%%

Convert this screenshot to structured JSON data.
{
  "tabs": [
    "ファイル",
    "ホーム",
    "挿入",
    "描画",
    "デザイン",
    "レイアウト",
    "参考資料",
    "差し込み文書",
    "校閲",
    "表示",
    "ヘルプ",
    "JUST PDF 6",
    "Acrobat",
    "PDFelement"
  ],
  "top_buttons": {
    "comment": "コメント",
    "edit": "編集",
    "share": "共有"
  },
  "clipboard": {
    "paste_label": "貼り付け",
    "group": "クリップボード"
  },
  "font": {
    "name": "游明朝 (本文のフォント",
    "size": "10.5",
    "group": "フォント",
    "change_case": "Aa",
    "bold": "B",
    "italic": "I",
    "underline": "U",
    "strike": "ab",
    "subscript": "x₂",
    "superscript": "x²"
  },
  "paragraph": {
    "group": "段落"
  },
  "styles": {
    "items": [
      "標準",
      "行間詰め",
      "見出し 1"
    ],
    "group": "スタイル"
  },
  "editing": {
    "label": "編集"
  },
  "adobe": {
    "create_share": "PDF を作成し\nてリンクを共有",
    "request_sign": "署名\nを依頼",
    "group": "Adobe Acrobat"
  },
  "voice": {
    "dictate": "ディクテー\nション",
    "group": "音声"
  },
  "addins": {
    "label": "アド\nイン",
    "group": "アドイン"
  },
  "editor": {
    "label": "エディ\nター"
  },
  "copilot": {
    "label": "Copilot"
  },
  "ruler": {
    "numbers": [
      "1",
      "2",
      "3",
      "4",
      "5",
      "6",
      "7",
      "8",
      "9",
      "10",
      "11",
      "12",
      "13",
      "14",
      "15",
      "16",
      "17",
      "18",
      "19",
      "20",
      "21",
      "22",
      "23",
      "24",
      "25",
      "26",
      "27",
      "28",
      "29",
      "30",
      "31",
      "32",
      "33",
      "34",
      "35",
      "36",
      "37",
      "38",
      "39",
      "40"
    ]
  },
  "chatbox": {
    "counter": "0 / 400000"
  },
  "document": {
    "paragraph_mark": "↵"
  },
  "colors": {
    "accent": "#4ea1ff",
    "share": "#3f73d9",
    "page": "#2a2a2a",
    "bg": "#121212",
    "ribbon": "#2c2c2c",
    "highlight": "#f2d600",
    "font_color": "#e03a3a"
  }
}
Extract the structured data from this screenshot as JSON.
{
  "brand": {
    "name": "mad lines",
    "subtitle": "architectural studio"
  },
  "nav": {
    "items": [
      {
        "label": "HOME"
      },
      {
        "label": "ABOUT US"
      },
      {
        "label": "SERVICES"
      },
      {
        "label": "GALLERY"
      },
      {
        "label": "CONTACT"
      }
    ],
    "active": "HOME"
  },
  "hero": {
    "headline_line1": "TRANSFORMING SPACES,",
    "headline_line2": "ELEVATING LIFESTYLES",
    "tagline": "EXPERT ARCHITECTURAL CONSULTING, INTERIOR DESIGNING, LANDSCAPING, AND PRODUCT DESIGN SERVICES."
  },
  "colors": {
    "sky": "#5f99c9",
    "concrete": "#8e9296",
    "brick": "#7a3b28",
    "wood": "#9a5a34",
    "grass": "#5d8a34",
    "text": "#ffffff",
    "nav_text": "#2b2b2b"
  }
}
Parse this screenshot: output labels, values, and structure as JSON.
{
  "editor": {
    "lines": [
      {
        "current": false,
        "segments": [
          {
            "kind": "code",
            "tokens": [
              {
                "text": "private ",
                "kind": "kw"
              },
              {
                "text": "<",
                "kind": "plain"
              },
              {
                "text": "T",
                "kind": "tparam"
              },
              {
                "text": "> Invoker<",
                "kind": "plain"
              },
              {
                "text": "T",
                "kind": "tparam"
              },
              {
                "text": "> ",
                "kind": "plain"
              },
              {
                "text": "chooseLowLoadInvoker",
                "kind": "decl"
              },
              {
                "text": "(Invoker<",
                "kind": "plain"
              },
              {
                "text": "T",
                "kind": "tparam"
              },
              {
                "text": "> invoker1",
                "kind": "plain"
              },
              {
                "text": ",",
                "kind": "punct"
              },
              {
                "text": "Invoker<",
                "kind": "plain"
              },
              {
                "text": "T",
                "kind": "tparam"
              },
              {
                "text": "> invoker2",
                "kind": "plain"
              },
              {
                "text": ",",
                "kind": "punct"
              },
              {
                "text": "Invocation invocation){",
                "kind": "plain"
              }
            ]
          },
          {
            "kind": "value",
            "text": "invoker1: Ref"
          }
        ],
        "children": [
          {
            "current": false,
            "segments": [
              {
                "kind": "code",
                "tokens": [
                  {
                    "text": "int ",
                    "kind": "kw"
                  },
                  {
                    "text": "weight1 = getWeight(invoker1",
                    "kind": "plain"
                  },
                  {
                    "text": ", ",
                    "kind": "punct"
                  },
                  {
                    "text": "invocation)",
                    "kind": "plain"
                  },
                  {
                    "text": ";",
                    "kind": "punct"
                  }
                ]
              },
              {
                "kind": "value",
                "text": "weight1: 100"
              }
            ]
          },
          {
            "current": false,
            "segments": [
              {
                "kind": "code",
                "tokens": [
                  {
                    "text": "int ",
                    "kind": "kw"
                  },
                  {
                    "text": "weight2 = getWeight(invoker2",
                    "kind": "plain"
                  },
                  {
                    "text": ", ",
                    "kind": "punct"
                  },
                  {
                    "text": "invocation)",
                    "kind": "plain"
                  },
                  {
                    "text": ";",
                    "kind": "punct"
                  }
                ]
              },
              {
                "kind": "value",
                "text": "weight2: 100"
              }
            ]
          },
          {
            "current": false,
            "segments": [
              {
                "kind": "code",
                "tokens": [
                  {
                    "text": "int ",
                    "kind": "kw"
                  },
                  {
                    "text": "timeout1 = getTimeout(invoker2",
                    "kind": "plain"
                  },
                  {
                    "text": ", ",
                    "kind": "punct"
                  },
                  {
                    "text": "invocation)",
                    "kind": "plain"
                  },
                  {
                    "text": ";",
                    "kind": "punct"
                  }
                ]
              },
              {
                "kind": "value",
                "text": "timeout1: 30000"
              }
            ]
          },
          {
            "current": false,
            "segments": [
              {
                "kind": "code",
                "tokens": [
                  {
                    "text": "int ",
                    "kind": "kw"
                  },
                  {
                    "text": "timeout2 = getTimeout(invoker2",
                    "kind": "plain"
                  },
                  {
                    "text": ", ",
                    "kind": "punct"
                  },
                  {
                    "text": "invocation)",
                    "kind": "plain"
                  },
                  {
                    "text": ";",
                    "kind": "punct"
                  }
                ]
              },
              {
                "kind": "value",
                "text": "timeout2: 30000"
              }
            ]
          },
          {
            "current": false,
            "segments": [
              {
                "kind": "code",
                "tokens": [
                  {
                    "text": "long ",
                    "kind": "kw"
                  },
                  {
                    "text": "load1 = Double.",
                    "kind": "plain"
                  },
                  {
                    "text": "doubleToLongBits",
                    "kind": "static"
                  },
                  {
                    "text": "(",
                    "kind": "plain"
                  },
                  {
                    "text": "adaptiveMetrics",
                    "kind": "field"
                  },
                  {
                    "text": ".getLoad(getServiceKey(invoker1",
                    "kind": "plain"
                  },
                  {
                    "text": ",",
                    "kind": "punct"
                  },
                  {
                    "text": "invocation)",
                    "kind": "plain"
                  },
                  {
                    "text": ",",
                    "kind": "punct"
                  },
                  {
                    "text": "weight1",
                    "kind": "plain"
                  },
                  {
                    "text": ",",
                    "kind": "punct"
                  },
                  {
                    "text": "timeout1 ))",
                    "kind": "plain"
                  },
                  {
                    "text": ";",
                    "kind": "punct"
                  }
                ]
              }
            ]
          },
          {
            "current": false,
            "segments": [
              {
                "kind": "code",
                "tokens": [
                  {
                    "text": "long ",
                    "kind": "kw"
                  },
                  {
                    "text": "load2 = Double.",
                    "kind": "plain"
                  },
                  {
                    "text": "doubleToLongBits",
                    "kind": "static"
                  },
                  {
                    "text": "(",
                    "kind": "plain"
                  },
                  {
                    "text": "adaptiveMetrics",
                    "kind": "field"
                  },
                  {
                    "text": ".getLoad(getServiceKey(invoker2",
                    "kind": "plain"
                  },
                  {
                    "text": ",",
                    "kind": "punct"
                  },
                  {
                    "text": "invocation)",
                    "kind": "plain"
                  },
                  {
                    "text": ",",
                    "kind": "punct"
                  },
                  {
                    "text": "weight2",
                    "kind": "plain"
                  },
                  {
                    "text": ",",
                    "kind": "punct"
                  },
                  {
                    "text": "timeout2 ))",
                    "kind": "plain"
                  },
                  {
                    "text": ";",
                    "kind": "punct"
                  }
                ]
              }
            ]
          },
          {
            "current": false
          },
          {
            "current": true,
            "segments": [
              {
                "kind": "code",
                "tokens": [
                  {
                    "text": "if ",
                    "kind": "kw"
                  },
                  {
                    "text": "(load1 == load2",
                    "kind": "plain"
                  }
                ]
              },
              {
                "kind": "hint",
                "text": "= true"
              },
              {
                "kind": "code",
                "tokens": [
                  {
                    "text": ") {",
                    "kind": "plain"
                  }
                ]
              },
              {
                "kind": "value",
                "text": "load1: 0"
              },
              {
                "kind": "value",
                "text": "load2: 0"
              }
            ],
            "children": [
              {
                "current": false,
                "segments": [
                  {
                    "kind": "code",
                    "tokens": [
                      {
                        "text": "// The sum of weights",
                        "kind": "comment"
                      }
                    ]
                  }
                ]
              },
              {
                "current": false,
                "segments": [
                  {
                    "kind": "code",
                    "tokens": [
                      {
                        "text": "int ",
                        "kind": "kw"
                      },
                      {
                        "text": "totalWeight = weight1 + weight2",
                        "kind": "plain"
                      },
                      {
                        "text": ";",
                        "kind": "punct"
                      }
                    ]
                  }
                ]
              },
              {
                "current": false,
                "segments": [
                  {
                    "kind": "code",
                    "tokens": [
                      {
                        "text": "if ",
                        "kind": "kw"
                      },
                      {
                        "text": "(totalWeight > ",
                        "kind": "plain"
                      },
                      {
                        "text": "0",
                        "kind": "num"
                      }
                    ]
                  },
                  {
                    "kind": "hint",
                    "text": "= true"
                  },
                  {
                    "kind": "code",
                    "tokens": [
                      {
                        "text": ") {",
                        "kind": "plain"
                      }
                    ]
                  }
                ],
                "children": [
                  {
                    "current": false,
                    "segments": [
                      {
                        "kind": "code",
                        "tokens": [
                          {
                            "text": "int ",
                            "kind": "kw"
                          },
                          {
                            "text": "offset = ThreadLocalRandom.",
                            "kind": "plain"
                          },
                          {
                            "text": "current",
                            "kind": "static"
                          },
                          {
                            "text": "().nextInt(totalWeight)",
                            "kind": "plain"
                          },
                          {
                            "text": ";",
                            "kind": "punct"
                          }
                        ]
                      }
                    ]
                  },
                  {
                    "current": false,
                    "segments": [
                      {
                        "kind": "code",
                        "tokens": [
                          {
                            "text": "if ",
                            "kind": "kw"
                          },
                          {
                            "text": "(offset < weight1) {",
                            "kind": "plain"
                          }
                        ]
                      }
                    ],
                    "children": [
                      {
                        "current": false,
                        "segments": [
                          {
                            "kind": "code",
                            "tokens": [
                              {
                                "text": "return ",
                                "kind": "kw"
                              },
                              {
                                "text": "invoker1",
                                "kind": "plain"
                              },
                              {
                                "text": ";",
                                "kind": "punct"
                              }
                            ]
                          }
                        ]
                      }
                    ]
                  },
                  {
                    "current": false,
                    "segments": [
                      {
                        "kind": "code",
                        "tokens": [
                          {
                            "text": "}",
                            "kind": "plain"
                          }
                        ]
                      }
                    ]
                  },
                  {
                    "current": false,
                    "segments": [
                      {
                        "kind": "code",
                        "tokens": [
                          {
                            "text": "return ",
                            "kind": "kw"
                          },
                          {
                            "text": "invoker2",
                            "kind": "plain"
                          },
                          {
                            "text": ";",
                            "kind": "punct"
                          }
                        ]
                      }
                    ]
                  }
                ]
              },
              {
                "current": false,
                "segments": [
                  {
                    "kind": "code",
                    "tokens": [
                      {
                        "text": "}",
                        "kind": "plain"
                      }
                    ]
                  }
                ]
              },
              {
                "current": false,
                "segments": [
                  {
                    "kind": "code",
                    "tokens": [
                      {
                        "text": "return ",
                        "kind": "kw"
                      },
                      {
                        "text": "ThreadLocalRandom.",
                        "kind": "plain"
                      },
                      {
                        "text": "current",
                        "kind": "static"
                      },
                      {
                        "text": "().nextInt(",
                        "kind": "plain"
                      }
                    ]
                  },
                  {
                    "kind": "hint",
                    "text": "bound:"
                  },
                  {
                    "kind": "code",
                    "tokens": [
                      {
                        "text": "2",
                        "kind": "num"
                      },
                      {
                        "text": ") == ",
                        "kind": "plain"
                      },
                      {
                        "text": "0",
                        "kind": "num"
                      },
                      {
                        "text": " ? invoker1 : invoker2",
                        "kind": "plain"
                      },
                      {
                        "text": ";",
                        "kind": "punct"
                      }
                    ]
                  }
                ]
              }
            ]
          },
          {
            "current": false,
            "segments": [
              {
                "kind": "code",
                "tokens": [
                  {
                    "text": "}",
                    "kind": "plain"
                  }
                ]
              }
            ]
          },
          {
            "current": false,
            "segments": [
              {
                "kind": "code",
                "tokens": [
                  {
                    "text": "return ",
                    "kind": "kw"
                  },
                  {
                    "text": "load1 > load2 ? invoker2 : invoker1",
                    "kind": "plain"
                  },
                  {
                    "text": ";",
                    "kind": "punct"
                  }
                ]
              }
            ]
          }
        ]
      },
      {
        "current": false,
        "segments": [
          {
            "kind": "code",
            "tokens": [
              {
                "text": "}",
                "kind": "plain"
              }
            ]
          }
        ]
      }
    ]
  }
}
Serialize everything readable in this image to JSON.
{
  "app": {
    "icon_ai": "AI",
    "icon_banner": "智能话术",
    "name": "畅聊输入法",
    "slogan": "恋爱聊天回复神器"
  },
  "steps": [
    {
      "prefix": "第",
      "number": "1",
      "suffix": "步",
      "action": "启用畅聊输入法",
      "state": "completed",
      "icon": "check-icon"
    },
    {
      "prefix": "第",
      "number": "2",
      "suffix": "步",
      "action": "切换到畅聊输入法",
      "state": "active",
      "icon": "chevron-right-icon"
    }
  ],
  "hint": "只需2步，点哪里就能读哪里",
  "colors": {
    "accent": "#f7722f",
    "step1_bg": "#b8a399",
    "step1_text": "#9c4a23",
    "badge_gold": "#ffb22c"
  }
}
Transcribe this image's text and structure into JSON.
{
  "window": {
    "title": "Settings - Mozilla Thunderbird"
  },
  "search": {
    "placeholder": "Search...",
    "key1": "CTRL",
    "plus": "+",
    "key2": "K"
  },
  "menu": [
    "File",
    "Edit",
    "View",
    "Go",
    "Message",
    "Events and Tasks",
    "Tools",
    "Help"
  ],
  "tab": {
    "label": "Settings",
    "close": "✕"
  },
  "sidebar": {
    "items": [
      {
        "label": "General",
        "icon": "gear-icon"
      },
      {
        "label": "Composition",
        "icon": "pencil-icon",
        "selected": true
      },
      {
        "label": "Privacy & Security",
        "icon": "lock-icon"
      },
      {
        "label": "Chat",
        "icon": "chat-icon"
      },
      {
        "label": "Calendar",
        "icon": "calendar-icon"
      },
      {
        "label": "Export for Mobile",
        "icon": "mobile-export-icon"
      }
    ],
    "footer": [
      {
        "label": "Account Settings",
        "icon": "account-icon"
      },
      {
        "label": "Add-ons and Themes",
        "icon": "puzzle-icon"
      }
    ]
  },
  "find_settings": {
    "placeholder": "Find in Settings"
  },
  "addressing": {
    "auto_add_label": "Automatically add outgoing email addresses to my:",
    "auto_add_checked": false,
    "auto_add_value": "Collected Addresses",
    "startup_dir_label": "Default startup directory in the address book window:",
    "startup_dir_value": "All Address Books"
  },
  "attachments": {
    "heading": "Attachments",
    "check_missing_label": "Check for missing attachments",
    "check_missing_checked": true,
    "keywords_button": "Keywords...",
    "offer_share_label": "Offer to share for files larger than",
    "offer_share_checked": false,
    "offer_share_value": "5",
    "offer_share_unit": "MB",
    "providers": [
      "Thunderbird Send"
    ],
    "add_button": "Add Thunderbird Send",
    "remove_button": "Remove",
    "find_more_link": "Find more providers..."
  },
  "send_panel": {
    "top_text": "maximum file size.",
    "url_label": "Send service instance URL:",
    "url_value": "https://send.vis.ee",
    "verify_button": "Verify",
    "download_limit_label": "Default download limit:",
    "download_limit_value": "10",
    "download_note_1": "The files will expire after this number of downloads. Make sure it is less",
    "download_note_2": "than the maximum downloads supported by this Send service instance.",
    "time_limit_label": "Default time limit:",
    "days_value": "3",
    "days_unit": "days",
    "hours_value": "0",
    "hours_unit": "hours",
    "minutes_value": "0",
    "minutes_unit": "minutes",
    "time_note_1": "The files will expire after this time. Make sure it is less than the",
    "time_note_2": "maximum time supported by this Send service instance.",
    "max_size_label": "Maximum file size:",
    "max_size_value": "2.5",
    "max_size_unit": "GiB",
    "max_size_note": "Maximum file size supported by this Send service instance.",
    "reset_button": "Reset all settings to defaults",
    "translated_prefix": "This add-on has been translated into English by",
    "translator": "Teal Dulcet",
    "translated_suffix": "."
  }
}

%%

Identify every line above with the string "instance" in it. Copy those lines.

__RESULT OF THIS EXERCISE__
    "url_label": "Send service instance URL:",
    "download_note_2": "than the maximum downloads supported by this Send service instance.",
    "time_note_2": "maximum time supported by this Send service instance.",
    "max_size_note": "Maximum file size supported by this Send service instance.",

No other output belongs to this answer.